The family Caristiidae, commonly known as manefishes or veilfins, includes several species of mesopelagic, oceanic fishes found throughout the major ocean basins of the world. We present herein the second part of our revision of the family, including all of the “large-mouth” species, which are distinguished from other members of the family by having a narrow suborbital space and a long upper jaw that extends to mid-orbit or beyond and which is visible externally, not covered by the thin bones of the suborbital series. This group, which is comprised of the genera Platyberyx and Caristius, is described in full, including descriptions of five new species. The genus Platyberyx, which includes six species, three of which are newly described, is distinguished from all other caristiid genera by the presence of a conspicuous lateral line with large scales. The genus Caristius, with four species, two of which are newly described, is distinguished from Platyberyx by the absence of a conspicuous lateral line and by the presence of serrated ventral caudal-fin rays. Species in both genera are distinguished from each other on the basis of meristics, morphometrics, dentition, and gill-raker morphology.

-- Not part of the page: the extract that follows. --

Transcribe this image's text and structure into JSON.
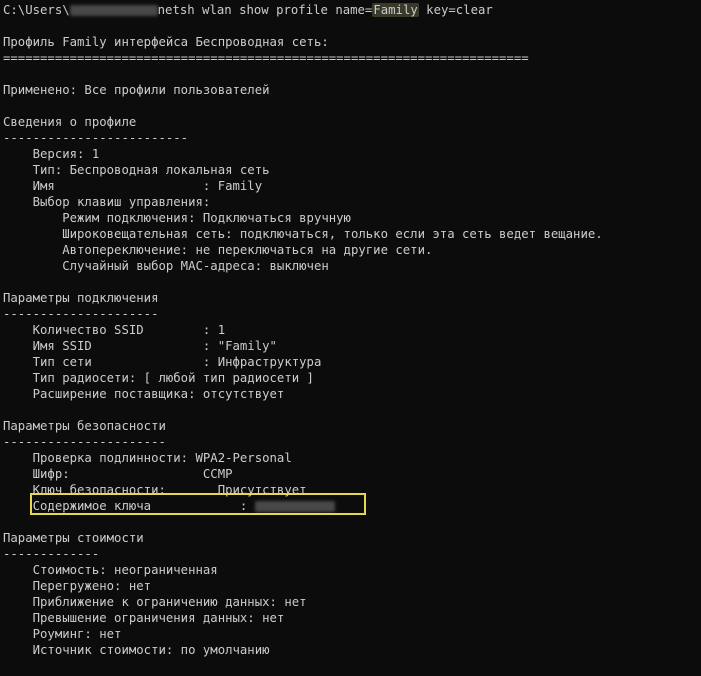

Most of the species described here are relatively widespread; species of Platyberyx appear to be more common in the Atlantic basin, while Caristius is more common in the Pacific.

You do not currently have access to this content.